Try it:
What you return must be the lines of the data that hold the word "RADIUS".

Dataset rows for apps and sites:
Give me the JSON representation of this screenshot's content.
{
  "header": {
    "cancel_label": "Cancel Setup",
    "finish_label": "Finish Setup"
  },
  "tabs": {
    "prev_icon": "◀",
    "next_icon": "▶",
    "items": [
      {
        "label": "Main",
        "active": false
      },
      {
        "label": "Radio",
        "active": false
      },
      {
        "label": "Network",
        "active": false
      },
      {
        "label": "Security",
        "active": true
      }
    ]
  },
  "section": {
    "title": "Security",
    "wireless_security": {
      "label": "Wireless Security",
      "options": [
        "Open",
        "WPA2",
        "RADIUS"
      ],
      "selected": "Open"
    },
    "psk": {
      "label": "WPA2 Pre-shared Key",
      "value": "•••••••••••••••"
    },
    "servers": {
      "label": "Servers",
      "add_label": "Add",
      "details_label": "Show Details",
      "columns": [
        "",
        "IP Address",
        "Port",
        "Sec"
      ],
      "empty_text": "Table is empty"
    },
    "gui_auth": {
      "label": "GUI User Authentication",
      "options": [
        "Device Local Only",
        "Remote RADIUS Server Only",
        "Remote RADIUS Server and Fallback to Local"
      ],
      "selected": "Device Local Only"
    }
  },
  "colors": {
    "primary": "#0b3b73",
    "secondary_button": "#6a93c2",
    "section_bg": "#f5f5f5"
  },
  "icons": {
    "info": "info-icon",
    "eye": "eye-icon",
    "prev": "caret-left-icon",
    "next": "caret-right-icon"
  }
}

Exercise output:
        "RADIUS"
        "Remote RADIUS Server Only",
        "Remote RADIUS Server and Fallback to Local"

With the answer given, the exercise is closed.